Task instructions: Leave out the pictures and copy the remaining records exactly.

(Data records)

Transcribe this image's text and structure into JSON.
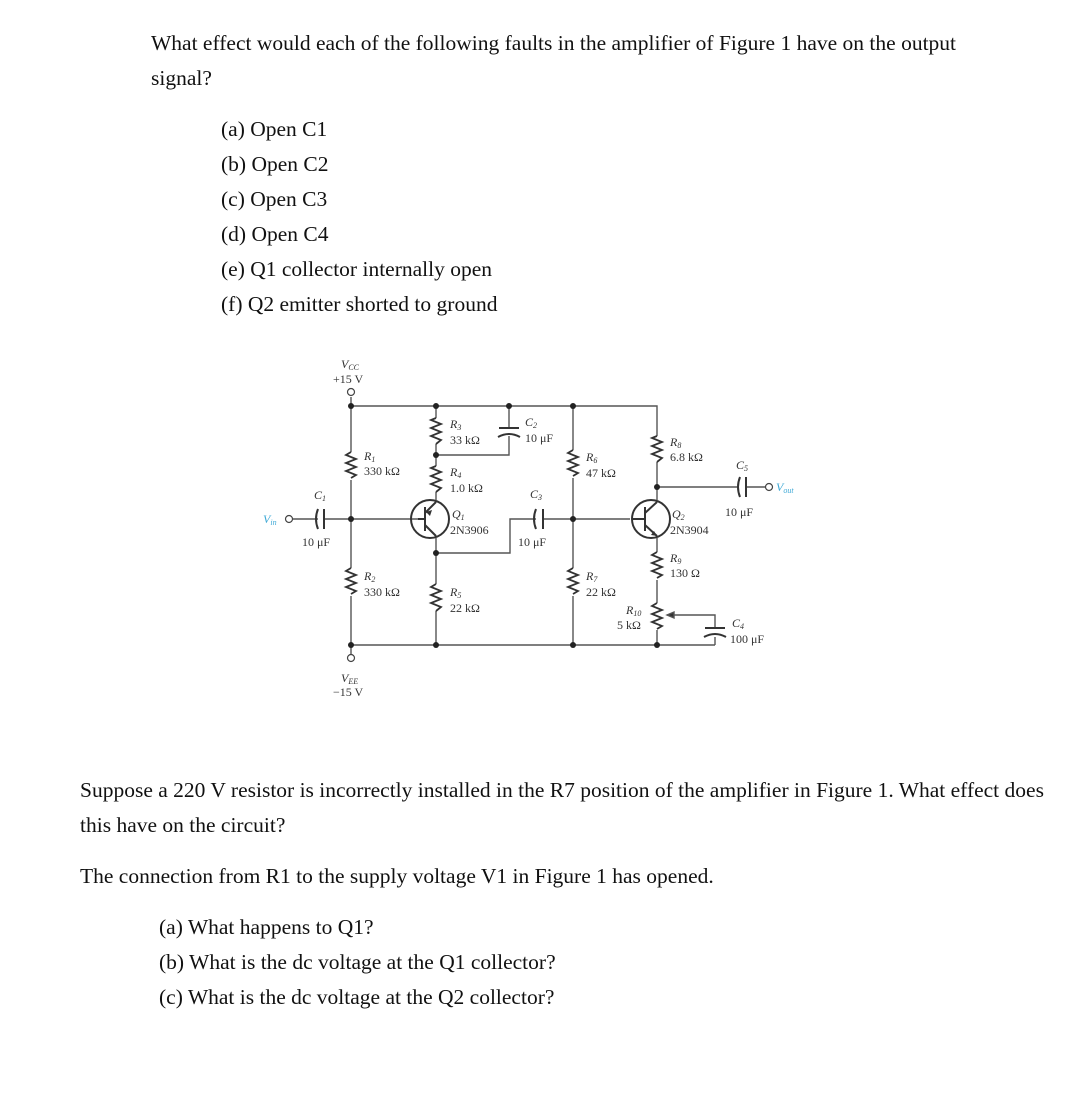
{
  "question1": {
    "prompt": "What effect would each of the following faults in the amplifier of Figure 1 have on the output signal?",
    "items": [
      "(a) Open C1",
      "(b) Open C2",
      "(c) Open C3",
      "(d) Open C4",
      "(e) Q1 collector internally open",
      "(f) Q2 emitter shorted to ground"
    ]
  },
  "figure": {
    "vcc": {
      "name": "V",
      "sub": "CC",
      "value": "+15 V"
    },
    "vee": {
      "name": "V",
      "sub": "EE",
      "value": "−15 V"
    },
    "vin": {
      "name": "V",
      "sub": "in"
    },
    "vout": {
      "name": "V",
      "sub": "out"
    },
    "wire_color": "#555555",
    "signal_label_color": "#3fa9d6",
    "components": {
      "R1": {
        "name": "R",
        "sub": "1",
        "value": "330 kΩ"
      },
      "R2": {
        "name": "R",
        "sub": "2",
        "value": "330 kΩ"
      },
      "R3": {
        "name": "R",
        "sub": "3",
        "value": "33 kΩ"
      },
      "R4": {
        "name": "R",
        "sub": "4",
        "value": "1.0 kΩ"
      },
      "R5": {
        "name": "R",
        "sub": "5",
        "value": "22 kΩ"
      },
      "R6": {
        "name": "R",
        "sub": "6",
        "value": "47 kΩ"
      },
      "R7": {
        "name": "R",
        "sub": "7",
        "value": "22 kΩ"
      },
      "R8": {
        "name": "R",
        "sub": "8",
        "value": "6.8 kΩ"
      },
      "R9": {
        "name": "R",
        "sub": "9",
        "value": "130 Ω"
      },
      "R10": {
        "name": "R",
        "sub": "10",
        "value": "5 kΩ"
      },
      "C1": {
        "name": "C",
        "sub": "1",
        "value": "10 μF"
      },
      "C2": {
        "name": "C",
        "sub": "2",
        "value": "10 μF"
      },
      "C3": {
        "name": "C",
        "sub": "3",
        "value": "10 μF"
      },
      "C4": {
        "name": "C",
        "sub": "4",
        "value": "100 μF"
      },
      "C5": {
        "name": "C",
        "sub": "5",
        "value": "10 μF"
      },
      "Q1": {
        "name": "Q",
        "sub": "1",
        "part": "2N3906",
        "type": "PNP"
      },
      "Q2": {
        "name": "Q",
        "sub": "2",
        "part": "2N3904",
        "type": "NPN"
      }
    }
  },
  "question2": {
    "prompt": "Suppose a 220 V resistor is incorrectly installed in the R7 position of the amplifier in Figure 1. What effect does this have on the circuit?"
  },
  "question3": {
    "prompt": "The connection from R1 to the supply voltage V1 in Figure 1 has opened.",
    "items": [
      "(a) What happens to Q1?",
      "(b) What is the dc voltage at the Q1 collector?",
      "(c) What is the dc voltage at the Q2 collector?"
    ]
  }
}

Result:
Transcribe this image's text and structure into JSON.
{
  "question1": {
    "prompt": "What effect would each of the following faults in the amplifier of Figure 1 have on the output signal?",
    "items": [
      "(a) Open C1",
      "(b) Open C2",
      "(c) Open C3",
      "(d) Open C4",
      "(e) Q1 collector internally open",
      "(f) Q2 emitter shorted to ground"
    ]
  },
  "figure": {
    "vcc": {
      "name": "V",
      "sub": "CC",
      "value": "+15 V"
    },
    "vee": {
      "name": "V",
      "sub": "EE",
      "value": "−15 V"
    },
    "vin": {
      "name": "V",
      "sub": "in"
    },
    "vout": {
      "name": "V",
      "sub": "out"
    },
    "wire_color": "#555555",
    "signal_label_color": "#3fa9d6",
    "components": {
      "R1": {
        "name": "R",
        "sub": "1",
        "value": "330 kΩ"
      },
      "R2": {
        "name": "R",
        "sub": "2",
        "value": "330 kΩ"
      },
      "R3": {
        "name": "R",
        "sub": "3",
        "value": "33 kΩ"
      },
      "R4": {
        "name": "R",
        "sub": "4",
        "value": "1.0 kΩ"
      },
      "R5": {
        "name": "R",
        "sub": "5",
        "value": "22 kΩ"
      },
      "R6": {
        "name": "R",
        "sub": "6",
        "value": "47 kΩ"
      },
      "R7": {
        "name": "R",
        "sub": "7",
        "value": "22 kΩ"
      },
      "R8": {
        "name": "R",
        "sub": "8",
        "value": "6.8 kΩ"
      },
      "R9": {
        "name": "R",
        "sub": "9",
        "value": "130 Ω"
      },
      "R10": {
        "name": "R",
        "sub": "10",
        "value": "5 kΩ"
      },
      "C1": {
        "name": "C",
        "sub": "1",
        "value": "10 μF"
      },
      "C2": {
        "name": "C",
        "sub": "2",
        "value": "10 μF"
      },
      "C3": {
        "name": "C",
        "sub": "3",
        "value": "10 μF"
      },
      "C4": {
        "name": "C",
        "sub": "4",
        "value": "100 μF"
      },
      "C5": {
        "name": "C",
        "sub": "5",
        "value": "10 μF"
      },
      "Q1": {
        "name": "Q",
        "sub": "1",
        "part": "2N3906",
        "type": "PNP"
      },
      "Q2": {
        "name": "Q",
        "sub": "2",
        "part": "2N3904",
        "type": "NPN"
      }
    }
  },
  "question2": {
    "prompt": "Suppose a 220 V resistor is incorrectly installed in the R7 position of the amplifier in Figure 1. What effect does this have on the circuit?"
  },
  "question3": {
    "prompt": "The connection from R1 to the supply voltage V1 in Figure 1 has opened.",
    "items": [
      "(a) What happens to Q1?",
      "(b) What is the dc voltage at the Q1 collector?",
      "(c) What is the dc voltage at the Q2 collector?"
    ]
  }
}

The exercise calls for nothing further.